Everyone hates telemarketers. So much so, that, in 2003 the Federal Trade Commission (FTC) created the National Do Not Call Registry. Similarly, mailboxes up and down the Route 422 corridor are bursting with mail that people don't want. Now, in the digital age, fortunes are being made by proposing the elimination of stuff we don't want in our email inbox.
What's a direct marketer to do?
Email filtering programs at the server and client level can ameliorate the problem somewhat but none are completely effective. The problem is that the vast majority of spam is useless junk, so logically, we need to start with developing email marketing messages that are valuable to the consumers on your list.
Follow the rules of development and submission so that your email is not tagged as spam. No matter what content it contains, if it breaks one or more rules, spam filters will terminate it with extreme prejudice.
Content is critical
Once you're confident that you can craft a digital message that follows all of the rules– one that will make it past your sending server's, the receiving server's and the client's computer spam and virus detection, you have to consider one more, very critical filter– the recipient.
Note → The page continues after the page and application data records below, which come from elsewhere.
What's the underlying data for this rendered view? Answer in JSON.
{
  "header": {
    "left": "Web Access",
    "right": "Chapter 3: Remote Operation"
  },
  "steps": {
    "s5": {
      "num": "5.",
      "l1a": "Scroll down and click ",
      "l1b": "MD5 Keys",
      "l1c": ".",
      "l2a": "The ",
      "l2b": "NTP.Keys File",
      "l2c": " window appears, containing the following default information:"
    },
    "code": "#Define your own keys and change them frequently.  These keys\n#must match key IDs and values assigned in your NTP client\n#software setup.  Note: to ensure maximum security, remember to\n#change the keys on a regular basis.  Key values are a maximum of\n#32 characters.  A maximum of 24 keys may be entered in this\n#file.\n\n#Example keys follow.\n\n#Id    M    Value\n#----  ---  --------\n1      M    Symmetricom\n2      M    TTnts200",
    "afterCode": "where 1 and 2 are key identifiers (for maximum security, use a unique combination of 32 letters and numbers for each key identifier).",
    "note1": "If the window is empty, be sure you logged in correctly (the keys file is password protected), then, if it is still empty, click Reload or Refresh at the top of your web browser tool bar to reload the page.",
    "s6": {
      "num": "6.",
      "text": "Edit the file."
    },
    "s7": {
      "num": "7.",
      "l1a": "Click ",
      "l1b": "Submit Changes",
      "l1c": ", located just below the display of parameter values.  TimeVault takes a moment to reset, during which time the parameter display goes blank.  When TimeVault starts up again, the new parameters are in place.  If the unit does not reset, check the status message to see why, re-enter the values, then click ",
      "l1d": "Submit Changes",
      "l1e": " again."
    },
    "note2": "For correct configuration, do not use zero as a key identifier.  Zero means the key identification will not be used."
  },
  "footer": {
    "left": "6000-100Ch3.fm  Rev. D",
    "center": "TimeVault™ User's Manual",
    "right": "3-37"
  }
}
People are inundated with so many marketing messages every day that only the most memorable and valuable are going to have a chance of cutting through the clutter.
Speak to them
Make your message targeted, personalized and customized to increase the chances of it being read and retained. Most of the better email marketing DIY applications allow for high-levels of customization, wherein different messages can be sent to different groups.
Similarly, most allow you to personalize the email depending upon how much information you have on each list recipient. For example, with little effort, you could speak directly to the residents of Chester County or Montgomery County in the same email submission and address each of them by name anywhere in your email.
Most email marketing goals are to create a click-through to a site where the message can be expanded upon. Be sure you're using a submission program that allows you to analyze where and when specific users clicked on a portion of your email.
Not only will this allow you to correct the message for the next submission but you can also tailor your website specifically for email blasts.
According to a report by the Direct Marketing Association, email marketing's ROI was $45.06 for every dollar spent on it.
How is that possible with the nation's disdain for spam? It's because, once some groundwork is laid out, email marketing is an extremely affordable marketing vehicle.
Reliable lists, if you don't have your own, are cheap. Development that doesn't require firing up printing presses is cheap. Sending a mass email means that your message doesn't have to go through the southeastern PA postal channels from sort, to hub, to carrier. That's costly and time consuming compared to emailing.
Your business can afford to send many, many more emails than it could direct mail so conversions don't have to be as high to realize decent ROI.
Additionally, because the rules are always changing, there's no official Do Not Mail registry for email so, at the very least, your business' messages have a chance of cutting through the clutter.